• [Available records]
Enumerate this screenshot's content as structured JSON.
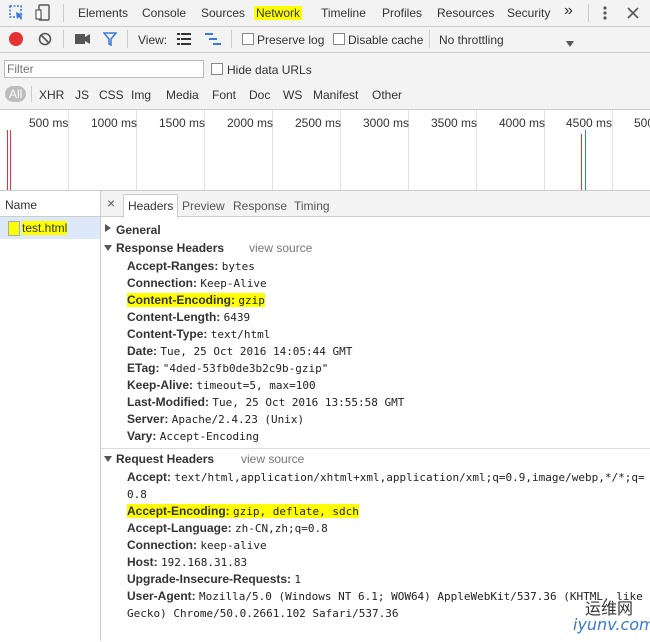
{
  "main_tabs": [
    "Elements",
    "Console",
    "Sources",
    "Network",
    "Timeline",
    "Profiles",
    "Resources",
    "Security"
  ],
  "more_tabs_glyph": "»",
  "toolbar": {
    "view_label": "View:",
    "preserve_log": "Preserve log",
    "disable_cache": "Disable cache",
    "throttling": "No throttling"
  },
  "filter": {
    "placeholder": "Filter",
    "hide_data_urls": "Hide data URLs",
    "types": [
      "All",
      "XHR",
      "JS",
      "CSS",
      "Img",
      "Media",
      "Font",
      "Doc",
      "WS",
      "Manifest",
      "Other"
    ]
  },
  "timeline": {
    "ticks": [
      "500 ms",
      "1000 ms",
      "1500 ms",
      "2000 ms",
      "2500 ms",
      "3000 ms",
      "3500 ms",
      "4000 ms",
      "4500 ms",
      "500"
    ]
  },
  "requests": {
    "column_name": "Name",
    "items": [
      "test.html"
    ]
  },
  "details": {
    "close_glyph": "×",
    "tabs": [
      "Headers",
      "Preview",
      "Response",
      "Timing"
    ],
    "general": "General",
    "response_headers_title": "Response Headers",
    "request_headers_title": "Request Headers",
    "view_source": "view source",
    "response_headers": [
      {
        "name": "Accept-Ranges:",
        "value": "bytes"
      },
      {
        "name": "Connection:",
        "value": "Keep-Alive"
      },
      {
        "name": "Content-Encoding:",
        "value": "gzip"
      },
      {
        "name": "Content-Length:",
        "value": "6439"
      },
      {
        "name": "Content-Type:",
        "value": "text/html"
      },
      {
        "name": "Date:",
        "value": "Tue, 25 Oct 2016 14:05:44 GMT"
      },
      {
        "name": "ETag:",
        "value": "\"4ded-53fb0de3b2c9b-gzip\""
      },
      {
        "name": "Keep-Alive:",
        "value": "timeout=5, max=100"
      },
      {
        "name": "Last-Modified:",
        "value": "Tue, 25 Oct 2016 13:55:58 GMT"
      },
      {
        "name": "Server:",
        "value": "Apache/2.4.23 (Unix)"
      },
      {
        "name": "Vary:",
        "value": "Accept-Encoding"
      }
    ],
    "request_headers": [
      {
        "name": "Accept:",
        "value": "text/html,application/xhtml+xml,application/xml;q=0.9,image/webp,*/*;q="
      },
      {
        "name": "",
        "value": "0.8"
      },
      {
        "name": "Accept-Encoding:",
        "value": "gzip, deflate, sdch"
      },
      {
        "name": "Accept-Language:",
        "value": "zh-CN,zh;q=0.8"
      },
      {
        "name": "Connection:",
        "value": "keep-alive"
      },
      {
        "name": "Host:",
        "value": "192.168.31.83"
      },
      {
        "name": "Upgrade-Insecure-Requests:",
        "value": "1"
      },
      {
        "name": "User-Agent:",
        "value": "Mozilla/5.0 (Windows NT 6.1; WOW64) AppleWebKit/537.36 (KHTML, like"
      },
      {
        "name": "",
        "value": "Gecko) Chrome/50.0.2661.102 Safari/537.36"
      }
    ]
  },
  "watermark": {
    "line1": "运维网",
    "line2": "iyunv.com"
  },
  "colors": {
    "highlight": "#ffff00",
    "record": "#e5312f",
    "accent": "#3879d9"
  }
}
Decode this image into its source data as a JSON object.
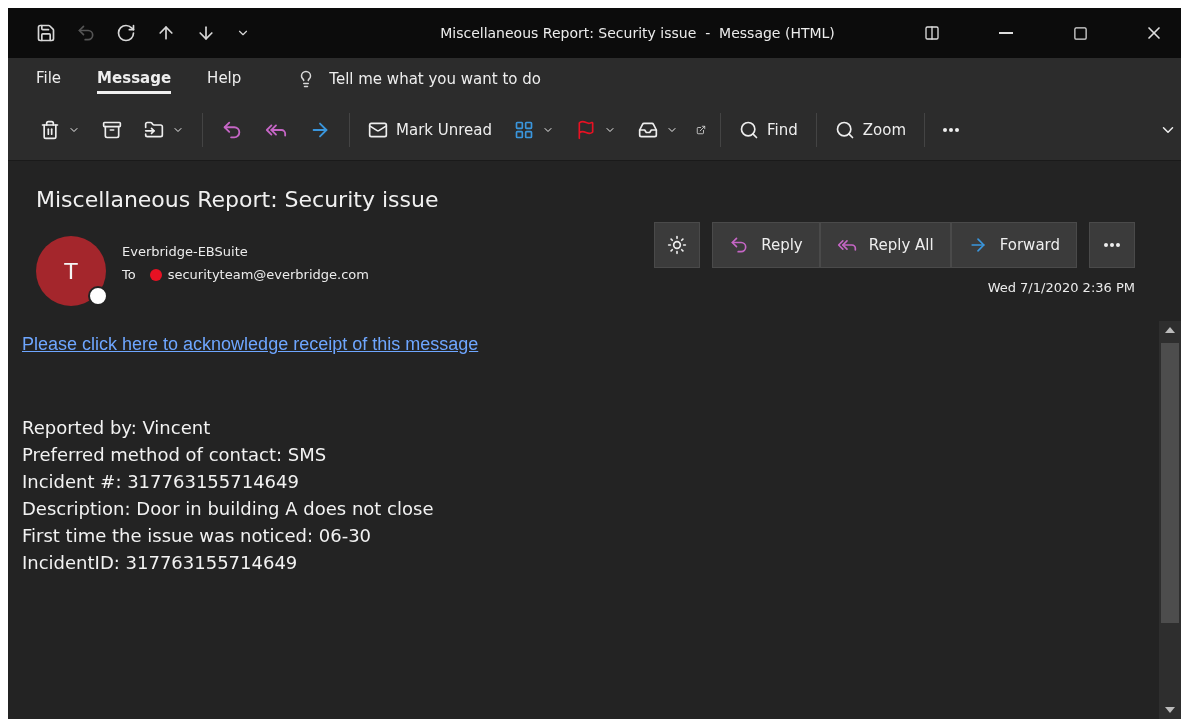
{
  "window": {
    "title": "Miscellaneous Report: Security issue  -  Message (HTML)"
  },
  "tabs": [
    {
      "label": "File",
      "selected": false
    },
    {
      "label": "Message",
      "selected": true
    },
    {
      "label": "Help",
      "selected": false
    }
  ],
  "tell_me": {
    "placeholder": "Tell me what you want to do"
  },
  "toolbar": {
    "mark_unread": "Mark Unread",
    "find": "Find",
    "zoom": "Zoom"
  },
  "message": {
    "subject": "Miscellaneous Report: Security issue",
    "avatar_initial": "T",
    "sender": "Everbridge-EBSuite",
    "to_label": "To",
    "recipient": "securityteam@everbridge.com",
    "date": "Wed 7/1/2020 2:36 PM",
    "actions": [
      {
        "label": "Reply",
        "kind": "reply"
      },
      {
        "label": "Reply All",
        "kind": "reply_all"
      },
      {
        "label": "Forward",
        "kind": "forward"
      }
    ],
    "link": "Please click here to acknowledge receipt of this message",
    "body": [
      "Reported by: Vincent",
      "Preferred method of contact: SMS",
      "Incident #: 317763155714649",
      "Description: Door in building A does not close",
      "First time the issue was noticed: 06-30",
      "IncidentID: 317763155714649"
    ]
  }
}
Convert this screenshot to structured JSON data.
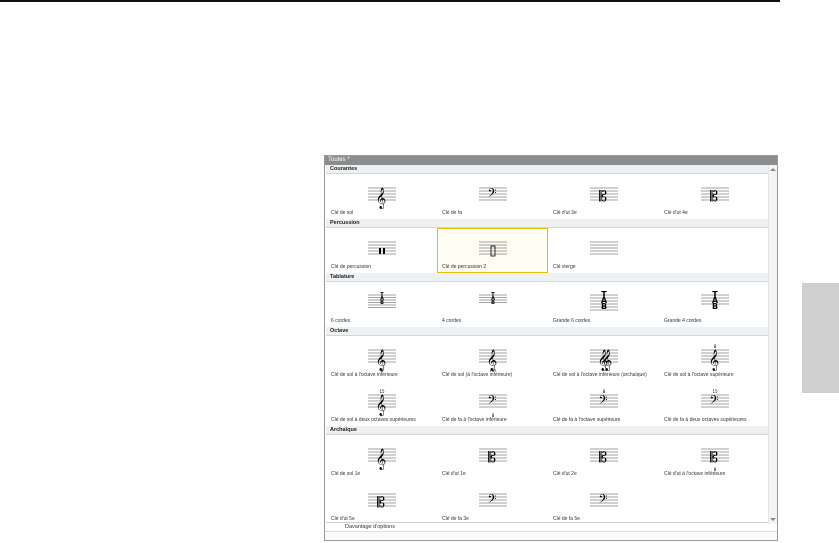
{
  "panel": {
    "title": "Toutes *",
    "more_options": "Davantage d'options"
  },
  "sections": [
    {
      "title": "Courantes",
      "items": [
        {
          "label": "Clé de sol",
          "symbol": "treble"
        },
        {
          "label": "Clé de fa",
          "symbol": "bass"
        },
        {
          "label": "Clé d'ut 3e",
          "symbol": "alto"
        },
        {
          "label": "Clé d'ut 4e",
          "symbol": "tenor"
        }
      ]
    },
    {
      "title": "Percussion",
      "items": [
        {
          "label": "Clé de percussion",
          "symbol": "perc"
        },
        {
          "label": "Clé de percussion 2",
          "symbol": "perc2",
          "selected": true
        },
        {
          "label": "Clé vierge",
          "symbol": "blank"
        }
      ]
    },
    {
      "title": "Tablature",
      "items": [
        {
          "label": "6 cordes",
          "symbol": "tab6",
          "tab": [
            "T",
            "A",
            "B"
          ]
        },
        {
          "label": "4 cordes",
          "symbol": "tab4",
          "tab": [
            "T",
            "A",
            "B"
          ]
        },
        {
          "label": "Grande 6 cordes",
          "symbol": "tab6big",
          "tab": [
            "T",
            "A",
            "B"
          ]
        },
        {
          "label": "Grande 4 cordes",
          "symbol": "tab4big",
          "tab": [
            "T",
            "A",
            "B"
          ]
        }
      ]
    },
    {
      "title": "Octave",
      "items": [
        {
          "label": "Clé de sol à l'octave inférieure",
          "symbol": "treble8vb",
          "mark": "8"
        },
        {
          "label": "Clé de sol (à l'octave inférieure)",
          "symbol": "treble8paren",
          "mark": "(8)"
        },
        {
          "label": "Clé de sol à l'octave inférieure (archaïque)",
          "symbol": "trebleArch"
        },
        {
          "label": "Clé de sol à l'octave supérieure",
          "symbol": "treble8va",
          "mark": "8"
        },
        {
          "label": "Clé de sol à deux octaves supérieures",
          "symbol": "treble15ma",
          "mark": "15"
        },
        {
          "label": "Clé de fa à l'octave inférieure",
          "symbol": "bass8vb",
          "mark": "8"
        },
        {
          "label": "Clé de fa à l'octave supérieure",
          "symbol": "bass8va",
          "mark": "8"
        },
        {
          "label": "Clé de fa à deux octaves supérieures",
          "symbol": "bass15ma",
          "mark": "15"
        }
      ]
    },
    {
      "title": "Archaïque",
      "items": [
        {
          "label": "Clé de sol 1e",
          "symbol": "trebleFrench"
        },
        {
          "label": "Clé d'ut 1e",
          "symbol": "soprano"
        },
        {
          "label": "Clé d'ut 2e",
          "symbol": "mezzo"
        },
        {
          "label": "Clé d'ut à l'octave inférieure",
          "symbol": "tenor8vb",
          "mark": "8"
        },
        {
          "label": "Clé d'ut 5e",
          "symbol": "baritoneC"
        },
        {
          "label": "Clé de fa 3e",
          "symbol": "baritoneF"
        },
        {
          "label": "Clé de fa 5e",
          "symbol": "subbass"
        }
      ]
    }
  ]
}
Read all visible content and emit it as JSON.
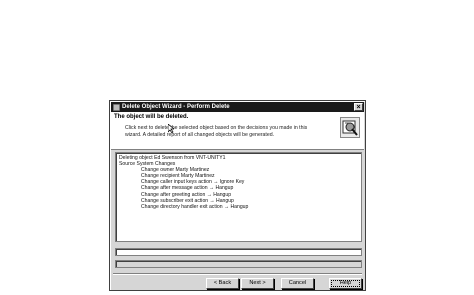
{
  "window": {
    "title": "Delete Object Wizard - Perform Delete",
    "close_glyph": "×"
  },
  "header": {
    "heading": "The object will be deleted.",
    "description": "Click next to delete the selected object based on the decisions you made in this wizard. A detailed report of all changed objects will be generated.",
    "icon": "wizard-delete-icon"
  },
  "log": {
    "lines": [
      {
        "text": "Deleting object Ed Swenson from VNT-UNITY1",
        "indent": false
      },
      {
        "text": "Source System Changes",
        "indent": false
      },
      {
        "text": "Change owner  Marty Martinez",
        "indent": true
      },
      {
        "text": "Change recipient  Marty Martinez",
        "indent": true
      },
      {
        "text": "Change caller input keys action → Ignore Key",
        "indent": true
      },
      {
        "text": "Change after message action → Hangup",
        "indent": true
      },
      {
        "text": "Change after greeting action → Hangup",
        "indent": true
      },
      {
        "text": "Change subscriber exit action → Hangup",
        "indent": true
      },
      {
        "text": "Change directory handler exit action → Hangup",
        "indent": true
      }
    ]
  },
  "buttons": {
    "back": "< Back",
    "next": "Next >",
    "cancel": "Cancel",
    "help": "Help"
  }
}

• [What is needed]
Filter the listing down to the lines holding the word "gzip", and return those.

• [Solution]
        "value": "gzip"
        "value": "\"4ded-53fb0de3b2c9b-gzip\""
        "value": "gzip, deflate, sdch"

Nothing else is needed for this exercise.